**RECORDS PROVIDED**
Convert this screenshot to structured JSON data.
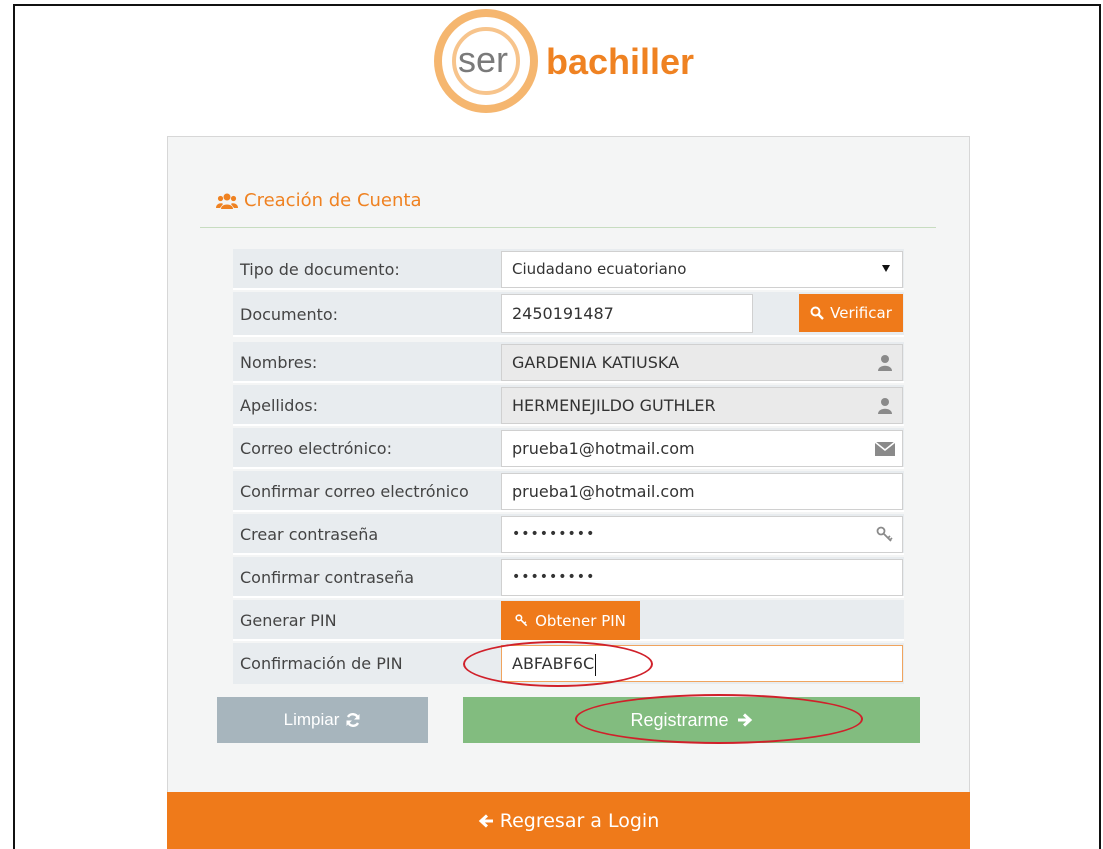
{
  "logo": {
    "ser": "ser",
    "bachiller": "bachiller"
  },
  "card": {
    "title": "Creación de Cuenta"
  },
  "form": {
    "tipo_documento": {
      "label": "Tipo de documento:",
      "value": "Ciudadano ecuatoriano"
    },
    "documento": {
      "label": "Documento:",
      "value": "2450191487",
      "verify_label": "Verificar"
    },
    "nombres": {
      "label": "Nombres:",
      "value": "GARDENIA KATIUSKA"
    },
    "apellidos": {
      "label": "Apellidos:",
      "value": "HERMENEJILDO GUTHLER"
    },
    "correo": {
      "label": "Correo electrónico:",
      "value": "prueba1@hotmail.com"
    },
    "confirmar_correo": {
      "label": "Confirmar correo electrónico",
      "value": "prueba1@hotmail.com"
    },
    "crear_contrasena": {
      "label": "Crear contraseña",
      "value": "•••••••••"
    },
    "confirmar_contrasena": {
      "label": "Confirmar contraseña",
      "value": "•••••••••"
    },
    "generar_pin": {
      "label": "Generar PIN",
      "button_label": "Obtener PIN"
    },
    "confirmacion_pin": {
      "label": "Confirmación de PIN",
      "value": "ABFABF6C"
    }
  },
  "buttons": {
    "clear_label": "Limpiar",
    "register_label": "Registrarme",
    "login_label": "Regresar a Login"
  },
  "colors": {
    "brand_orange": "#ef7a1a",
    "register_green": "#82bc7f",
    "clear_gray": "#a7b5bd",
    "annotation_red": "#d0202a"
  }
}
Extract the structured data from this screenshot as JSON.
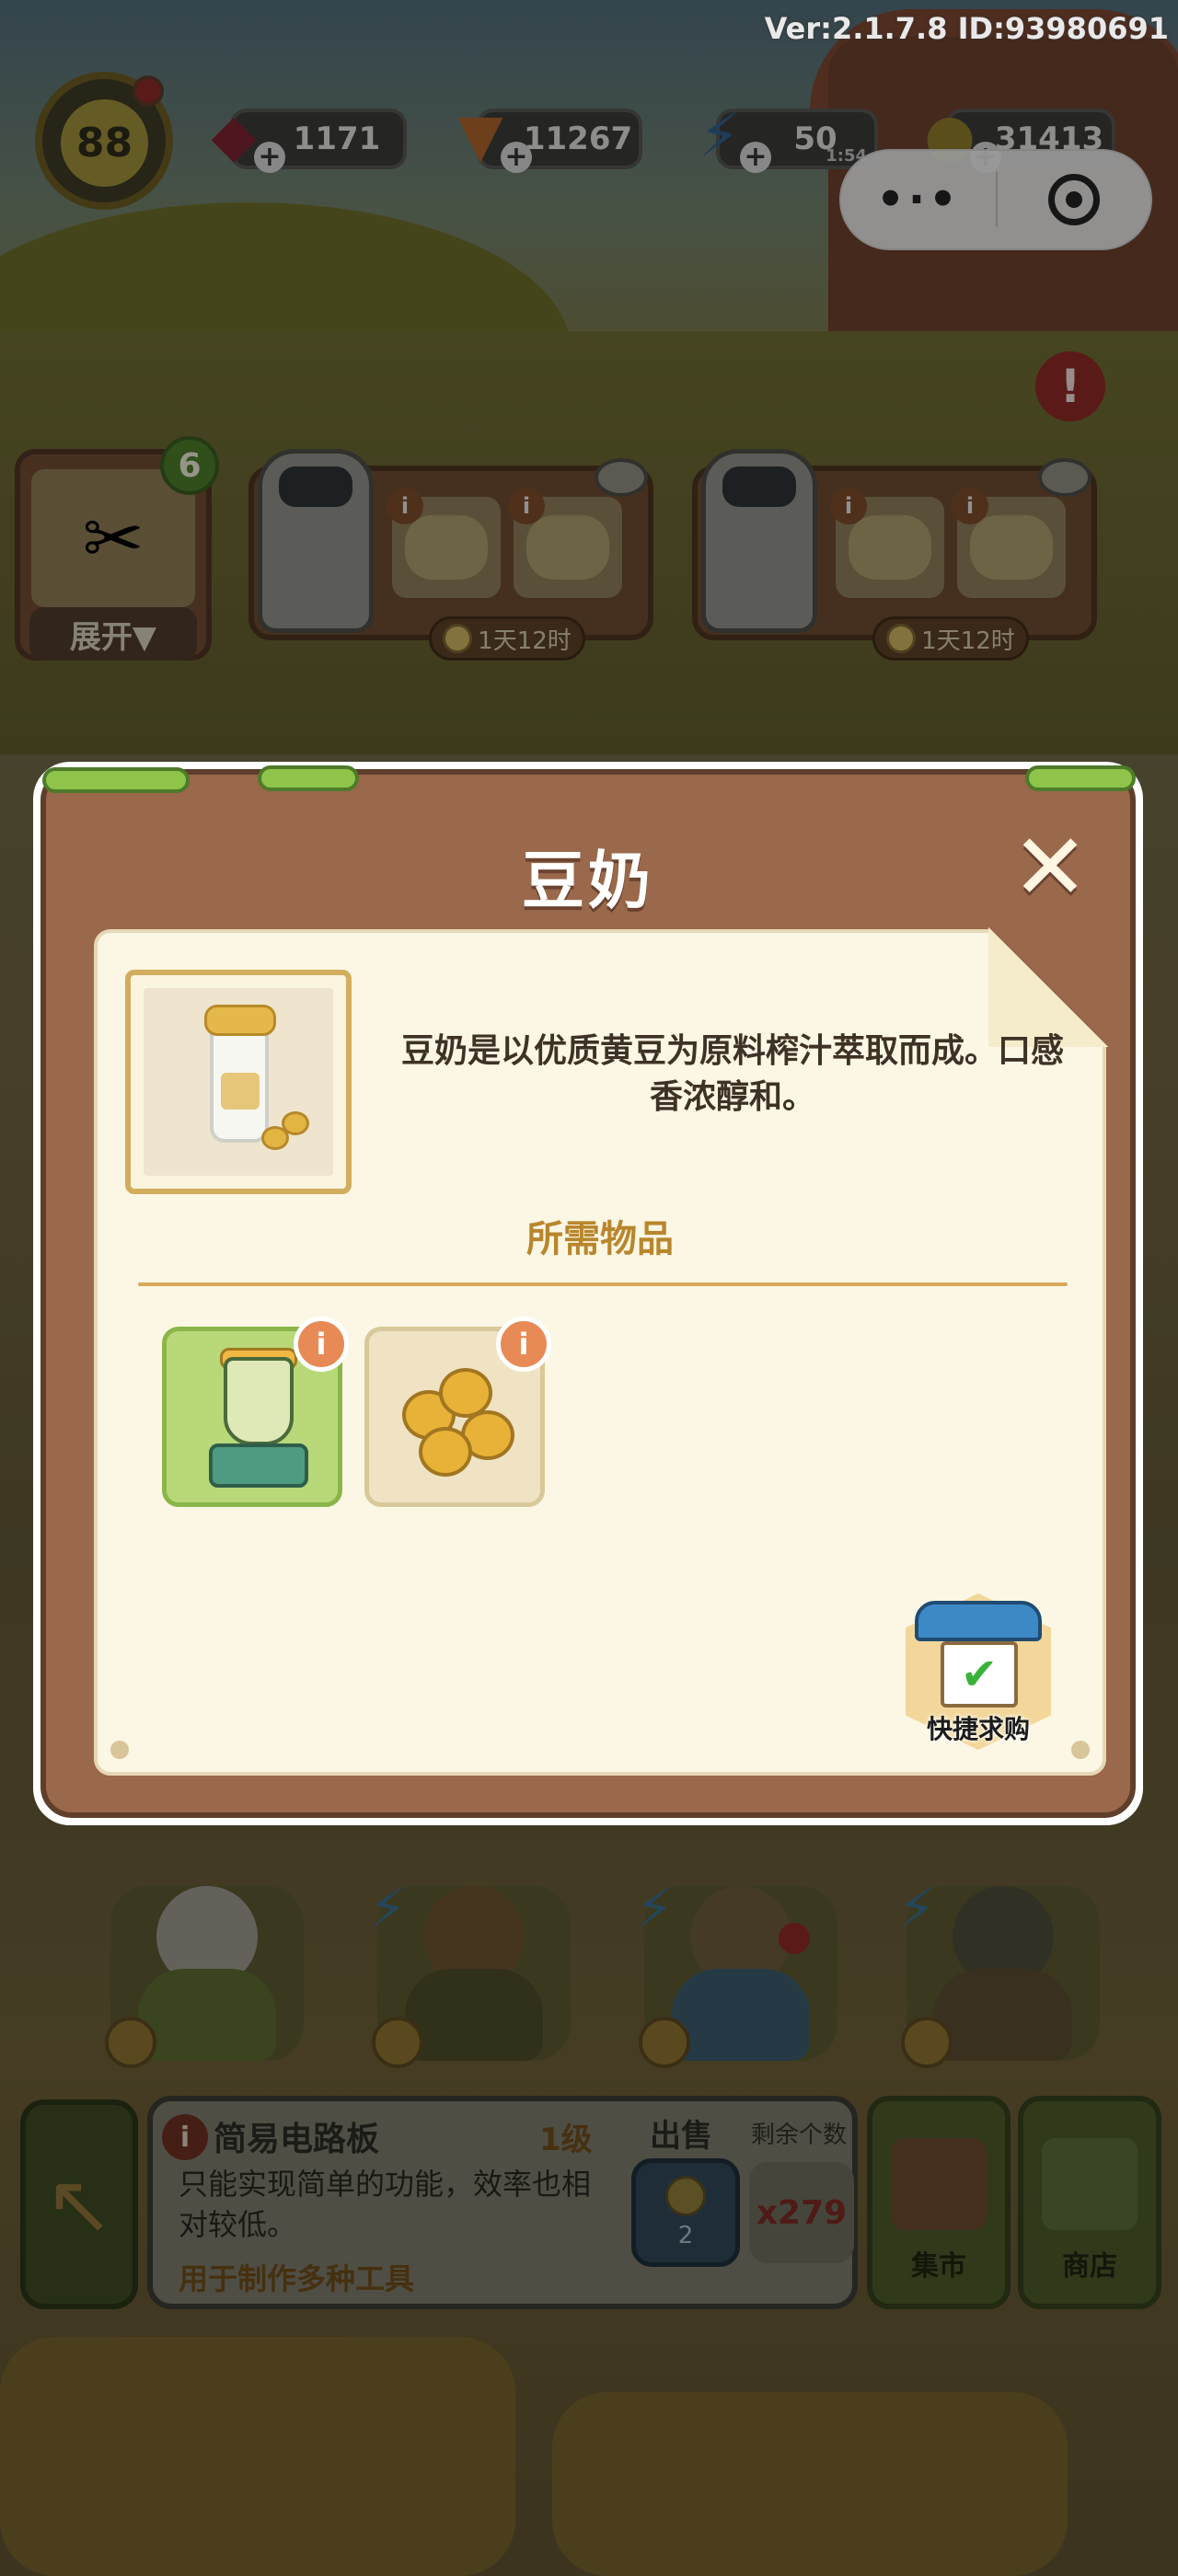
{
  "version_text": "Ver:2.1.7.8 ID:93980691",
  "player": {
    "level": "88"
  },
  "resources": [
    {
      "name": "gems",
      "icon": "gem-icon",
      "value": "1171"
    },
    {
      "name": "carrots",
      "icon": "carrot-icon",
      "value": "11267"
    },
    {
      "name": "energy",
      "icon": "lightning-icon",
      "value": "50",
      "sub": "1:54"
    },
    {
      "name": "coins",
      "icon": "coin-icon",
      "value": "31413"
    }
  ],
  "capsule": {
    "more_glyph": "•·•"
  },
  "production": {
    "expand_badge": "6",
    "expand_label": "展开▼",
    "machines": [
      {
        "timer": "1天12时"
      },
      {
        "timer": "1天12时"
      }
    ]
  },
  "modal": {
    "title": "豆奶",
    "close_glyph": "✕",
    "description": "豆奶是以优质黄豆为原料榨汁萃取而成。口感香浓醇和。",
    "required_title": "所需物品",
    "required_items": [
      {
        "icon": "juicer-icon",
        "info": "i",
        "bg": "#b8d879",
        "border": "#8ab649"
      },
      {
        "icon": "soybeans-icon",
        "info": "i",
        "bg": "#efe3c4",
        "border": "#d9c99a"
      }
    ],
    "quick_buy_label": "快捷求购",
    "quick_buy_check": "✔"
  },
  "bottom_item": {
    "info_glyph": "i",
    "name": "简易电路板",
    "level": "1级",
    "description": "只能实现简单的功能，效率也相对较低。",
    "usage": "用于制作多种工具",
    "sell_label": "出售",
    "sell_price": "2",
    "remaining_label": "剩余个数",
    "remaining_count": "x279"
  },
  "side_buttons": [
    {
      "label": "集市",
      "icon": "market-icon"
    },
    {
      "label": "商店",
      "icon": "shop-icon"
    }
  ],
  "colors": {
    "modal_frame": "#9a684a",
    "paper": "#fbf7e4",
    "accent_gold": "#b8862c",
    "info_orange": "#e88a55"
  }
}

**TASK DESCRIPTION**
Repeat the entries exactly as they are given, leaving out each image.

**TASK RESPONSE**
Convert this screenshot to structured JSON data.
{
  "logo": {
    "ser": "ser",
    "bachiller": "bachiller"
  },
  "card": {
    "title": "Creación de Cuenta"
  },
  "form": {
    "tipo_documento": {
      "label": "Tipo de documento:",
      "value": "Ciudadano ecuatoriano"
    },
    "documento": {
      "label": "Documento:",
      "value": "2450191487",
      "verify_label": "Verificar"
    },
    "nombres": {
      "label": "Nombres:",
      "value": "GARDENIA KATIUSKA"
    },
    "apellidos": {
      "label": "Apellidos:",
      "value": "HERMENEJILDO GUTHLER"
    },
    "correo": {
      "label": "Correo electrónico:",
      "value": "prueba1@hotmail.com"
    },
    "confirmar_correo": {
      "label": "Confirmar correo electrónico",
      "value": "prueba1@hotmail.com"
    },
    "crear_contrasena": {
      "label": "Crear contraseña",
      "value": "•••••••••"
    },
    "confirmar_contrasena": {
      "label": "Confirmar contraseña",
      "value": "•••••••••"
    },
    "generar_pin": {
      "label": "Generar PIN",
      "button_label": "Obtener PIN"
    },
    "confirmacion_pin": {
      "label": "Confirmación de PIN",
      "value": "ABFABF6C"
    }
  },
  "buttons": {
    "clear_label": "Limpiar",
    "register_label": "Registrarme",
    "login_label": "Regresar a Login"
  },
  "colors": {
    "brand_orange": "#ef7a1a",
    "register_green": "#82bc7f",
    "clear_gray": "#a7b5bd",
    "annotation_red": "#d0202a"
  }
}
Extract the structured data from this screenshot as JSON.
{
  "version_text": "Ver:2.1.7.8 ID:93980691",
  "player": {
    "level": "88"
  },
  "resources": [
    {
      "name": "gems",
      "icon": "gem-icon",
      "value": "1171"
    },
    {
      "name": "carrots",
      "icon": "carrot-icon",
      "value": "11267"
    },
    {
      "name": "energy",
      "icon": "lightning-icon",
      "value": "50",
      "sub": "1:54"
    },
    {
      "name": "coins",
      "icon": "coin-icon",
      "value": "31413"
    }
  ],
  "capsule": {
    "more_glyph": "•·•"
  },
  "production": {
    "expand_badge": "6",
    "expand_label": "展开▼",
    "machines": [
      {
        "timer": "1天12时"
      },
      {
        "timer": "1天12时"
      }
    ]
  },
  "modal": {
    "title": "豆奶",
    "close_glyph": "✕",
    "description": "豆奶是以优质黄豆为原料榨汁萃取而成。口感香浓醇和。",
    "required_title": "所需物品",
    "required_items": [
      {
        "icon": "juicer-icon",
        "info": "i",
        "bg": "#b8d879",
        "border": "#8ab649"
      },
      {
        "icon": "soybeans-icon",
        "info": "i",
        "bg": "#efe3c4",
        "border": "#d9c99a"
      }
    ],
    "quick_buy_label": "快捷求购",
    "quick_buy_check": "✔"
  },
  "bottom_item": {
    "info_glyph": "i",
    "name": "简易电路板",
    "level": "1级",
    "description": "只能实现简单的功能，效率也相对较低。",
    "usage": "用于制作多种工具",
    "sell_label": "出售",
    "sell_price": "2",
    "remaining_label": "剩余个数",
    "remaining_count": "x279"
  },
  "side_buttons": [
    {
      "label": "集市",
      "icon": "market-icon"
    },
    {
      "label": "商店",
      "icon": "shop-icon"
    }
  ],
  "colors": {
    "modal_frame": "#9a684a",
    "paper": "#fbf7e4",
    "accent_gold": "#b8862c",
    "info_orange": "#e88a55"
  }
}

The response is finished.